(Beginning of Task data)
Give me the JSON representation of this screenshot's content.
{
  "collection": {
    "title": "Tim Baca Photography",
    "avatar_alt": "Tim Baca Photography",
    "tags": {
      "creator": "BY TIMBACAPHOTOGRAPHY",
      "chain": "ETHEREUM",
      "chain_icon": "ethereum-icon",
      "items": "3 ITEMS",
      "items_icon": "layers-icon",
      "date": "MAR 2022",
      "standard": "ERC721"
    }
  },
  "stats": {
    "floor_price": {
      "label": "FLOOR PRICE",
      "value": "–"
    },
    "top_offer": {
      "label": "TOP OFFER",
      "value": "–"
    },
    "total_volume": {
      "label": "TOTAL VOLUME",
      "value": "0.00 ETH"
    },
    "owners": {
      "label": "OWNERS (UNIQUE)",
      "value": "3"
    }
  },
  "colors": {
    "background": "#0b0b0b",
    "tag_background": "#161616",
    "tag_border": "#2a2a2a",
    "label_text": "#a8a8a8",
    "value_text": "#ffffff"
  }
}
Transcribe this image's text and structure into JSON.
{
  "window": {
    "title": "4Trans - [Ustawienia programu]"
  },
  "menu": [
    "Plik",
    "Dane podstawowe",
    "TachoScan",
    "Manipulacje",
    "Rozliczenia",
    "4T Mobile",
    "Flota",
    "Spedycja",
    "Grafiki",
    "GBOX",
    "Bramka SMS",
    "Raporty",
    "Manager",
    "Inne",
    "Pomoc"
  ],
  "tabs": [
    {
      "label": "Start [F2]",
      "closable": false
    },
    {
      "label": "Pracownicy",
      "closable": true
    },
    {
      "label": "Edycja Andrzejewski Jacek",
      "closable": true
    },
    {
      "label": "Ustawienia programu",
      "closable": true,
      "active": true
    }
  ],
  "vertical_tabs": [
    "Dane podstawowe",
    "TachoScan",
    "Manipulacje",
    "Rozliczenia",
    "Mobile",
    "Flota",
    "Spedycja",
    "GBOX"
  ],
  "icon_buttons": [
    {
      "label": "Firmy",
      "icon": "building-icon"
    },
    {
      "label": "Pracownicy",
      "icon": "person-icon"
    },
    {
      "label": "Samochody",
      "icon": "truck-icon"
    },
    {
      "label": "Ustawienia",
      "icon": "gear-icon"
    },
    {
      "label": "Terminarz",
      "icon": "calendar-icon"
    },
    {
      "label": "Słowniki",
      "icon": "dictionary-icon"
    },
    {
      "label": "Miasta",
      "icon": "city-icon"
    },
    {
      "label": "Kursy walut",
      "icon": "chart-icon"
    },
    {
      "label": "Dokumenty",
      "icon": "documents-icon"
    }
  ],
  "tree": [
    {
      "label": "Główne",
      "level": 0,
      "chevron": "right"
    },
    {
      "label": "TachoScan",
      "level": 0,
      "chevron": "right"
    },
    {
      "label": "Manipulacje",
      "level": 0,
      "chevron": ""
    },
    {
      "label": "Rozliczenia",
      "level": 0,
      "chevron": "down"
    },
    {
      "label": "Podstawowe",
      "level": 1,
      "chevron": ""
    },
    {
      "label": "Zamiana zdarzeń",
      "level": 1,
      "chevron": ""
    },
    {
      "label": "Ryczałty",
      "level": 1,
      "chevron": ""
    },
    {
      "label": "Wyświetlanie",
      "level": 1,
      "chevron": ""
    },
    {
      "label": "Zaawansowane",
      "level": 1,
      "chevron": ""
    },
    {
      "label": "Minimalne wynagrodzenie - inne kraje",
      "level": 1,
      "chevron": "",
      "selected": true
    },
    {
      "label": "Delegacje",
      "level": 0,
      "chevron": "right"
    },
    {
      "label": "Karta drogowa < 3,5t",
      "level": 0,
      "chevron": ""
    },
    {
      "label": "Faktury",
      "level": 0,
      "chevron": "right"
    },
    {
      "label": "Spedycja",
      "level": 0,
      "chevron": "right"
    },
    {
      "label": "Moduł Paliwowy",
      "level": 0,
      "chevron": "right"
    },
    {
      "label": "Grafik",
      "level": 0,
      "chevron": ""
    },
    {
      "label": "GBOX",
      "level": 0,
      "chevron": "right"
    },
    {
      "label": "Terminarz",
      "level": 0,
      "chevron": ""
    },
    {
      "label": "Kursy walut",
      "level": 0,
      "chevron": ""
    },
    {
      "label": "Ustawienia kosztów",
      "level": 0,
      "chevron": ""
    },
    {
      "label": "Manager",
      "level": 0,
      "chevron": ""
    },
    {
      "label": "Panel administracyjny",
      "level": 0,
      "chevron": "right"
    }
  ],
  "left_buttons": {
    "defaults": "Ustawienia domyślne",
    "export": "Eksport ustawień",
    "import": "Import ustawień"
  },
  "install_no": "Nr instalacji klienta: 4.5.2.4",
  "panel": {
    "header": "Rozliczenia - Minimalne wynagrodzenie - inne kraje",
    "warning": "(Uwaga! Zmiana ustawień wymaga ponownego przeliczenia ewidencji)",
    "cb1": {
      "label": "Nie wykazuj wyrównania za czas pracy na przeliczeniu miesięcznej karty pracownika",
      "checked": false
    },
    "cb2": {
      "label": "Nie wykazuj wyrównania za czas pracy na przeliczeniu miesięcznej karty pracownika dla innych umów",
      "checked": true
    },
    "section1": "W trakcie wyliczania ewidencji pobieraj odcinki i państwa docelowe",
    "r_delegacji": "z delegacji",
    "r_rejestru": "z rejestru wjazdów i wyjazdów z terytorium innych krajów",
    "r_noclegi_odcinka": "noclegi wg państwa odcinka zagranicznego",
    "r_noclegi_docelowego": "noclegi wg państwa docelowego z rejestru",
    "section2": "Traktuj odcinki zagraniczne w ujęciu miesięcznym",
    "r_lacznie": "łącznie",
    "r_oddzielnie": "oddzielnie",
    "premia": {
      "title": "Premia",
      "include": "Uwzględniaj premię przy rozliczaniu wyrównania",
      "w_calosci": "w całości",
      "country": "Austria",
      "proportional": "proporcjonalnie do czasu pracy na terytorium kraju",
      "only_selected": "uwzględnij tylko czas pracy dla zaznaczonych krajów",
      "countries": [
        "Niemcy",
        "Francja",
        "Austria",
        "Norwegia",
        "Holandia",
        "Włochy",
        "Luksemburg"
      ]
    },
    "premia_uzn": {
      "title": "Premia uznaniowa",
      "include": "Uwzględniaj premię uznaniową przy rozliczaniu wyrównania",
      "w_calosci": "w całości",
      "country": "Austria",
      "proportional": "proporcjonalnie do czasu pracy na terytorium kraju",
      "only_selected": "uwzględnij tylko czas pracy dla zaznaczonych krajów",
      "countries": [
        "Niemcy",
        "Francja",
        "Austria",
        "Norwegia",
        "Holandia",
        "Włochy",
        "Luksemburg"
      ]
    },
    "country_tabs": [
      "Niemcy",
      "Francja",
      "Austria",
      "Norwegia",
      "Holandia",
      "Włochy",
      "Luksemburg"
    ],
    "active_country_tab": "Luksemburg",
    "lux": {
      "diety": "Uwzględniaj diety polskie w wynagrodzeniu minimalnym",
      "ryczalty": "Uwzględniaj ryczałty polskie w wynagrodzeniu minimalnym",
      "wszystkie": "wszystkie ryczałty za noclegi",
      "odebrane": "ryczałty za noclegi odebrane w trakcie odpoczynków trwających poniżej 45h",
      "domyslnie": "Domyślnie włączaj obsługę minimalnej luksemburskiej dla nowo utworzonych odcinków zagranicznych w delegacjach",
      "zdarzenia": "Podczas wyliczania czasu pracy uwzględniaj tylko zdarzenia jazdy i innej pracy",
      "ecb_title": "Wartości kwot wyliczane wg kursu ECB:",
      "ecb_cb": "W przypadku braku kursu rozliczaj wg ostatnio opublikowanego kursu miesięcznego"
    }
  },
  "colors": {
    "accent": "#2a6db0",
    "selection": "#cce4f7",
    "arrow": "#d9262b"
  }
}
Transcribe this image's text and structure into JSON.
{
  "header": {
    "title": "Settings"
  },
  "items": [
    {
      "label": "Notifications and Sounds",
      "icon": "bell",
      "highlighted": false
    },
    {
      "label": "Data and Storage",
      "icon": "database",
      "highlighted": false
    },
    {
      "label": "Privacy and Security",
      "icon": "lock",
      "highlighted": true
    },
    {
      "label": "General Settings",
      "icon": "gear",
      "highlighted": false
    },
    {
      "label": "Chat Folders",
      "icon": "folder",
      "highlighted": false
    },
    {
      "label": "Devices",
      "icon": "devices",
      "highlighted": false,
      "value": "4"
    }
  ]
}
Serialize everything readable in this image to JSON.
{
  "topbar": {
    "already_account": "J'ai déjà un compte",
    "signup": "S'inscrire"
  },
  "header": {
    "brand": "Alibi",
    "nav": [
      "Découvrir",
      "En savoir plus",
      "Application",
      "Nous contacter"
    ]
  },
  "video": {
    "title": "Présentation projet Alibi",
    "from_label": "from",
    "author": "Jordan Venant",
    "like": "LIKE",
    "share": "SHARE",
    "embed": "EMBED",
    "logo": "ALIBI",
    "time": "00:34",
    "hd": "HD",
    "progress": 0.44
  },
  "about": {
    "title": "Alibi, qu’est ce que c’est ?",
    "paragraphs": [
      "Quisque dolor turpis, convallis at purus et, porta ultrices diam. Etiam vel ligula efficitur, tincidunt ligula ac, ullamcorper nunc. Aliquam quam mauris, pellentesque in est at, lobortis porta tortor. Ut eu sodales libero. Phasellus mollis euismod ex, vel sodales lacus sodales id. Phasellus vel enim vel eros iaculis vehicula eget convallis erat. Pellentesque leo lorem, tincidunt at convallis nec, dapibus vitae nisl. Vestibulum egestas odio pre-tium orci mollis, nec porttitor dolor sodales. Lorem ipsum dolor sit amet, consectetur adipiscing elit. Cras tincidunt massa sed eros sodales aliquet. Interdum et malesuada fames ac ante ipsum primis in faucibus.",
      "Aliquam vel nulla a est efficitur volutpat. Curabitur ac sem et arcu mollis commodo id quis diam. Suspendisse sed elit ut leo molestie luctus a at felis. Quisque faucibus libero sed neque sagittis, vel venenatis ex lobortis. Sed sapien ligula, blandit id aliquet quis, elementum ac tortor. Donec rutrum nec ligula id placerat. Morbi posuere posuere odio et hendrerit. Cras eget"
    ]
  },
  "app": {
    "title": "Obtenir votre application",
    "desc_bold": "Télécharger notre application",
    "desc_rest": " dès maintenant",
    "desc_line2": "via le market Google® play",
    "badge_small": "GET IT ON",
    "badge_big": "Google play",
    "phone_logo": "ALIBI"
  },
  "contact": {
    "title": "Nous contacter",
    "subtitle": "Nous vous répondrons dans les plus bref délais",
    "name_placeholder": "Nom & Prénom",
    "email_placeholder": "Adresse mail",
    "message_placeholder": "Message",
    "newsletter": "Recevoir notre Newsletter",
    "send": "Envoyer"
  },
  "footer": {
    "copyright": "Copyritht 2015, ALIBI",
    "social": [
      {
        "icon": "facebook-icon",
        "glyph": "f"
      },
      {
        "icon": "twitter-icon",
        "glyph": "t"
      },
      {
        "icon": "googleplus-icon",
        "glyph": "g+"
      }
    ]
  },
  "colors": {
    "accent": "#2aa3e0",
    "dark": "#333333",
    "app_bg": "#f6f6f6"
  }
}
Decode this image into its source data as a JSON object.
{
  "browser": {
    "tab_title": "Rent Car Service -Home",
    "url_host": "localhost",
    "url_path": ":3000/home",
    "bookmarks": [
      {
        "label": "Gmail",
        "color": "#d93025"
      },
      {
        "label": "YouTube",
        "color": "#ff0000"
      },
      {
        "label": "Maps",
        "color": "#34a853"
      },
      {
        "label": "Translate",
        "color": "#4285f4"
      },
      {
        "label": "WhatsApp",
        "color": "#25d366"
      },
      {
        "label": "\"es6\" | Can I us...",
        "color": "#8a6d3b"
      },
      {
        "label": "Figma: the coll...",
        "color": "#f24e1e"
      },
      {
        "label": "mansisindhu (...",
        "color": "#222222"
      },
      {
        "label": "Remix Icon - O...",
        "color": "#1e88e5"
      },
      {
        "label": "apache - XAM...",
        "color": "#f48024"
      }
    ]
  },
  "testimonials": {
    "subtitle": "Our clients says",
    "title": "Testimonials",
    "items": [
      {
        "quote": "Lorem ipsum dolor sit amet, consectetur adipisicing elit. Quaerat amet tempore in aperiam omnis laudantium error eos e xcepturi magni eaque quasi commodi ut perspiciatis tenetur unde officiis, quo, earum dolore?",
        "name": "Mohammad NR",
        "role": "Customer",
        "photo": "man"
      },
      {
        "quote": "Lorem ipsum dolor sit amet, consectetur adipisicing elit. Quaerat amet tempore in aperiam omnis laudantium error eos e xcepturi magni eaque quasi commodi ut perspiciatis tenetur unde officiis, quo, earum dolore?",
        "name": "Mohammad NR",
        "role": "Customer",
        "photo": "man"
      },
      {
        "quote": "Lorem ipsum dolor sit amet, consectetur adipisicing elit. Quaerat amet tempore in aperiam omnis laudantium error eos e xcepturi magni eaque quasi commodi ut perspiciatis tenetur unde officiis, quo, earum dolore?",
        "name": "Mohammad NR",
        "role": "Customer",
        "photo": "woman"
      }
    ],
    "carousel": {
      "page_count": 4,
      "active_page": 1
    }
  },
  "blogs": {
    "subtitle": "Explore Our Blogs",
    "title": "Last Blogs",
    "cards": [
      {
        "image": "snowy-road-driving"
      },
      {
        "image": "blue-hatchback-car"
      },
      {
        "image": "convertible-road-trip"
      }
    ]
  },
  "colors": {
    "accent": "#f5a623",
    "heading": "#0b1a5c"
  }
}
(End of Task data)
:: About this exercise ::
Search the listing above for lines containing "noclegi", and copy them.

:: Answer to this exercise ::
    "r_noclegi_odcinka": "noclegi wg państwa odcinka zagranicznego",
    "r_noclegi_docelowego": "noclegi wg państwa docelowego z rejestru",
      "wszystkie": "wszystkie ryczałty za noclegi",
      "odebrane": "ryczałty za noclegi odebrane w trakcie odpoczynków trwających poniżej 45h",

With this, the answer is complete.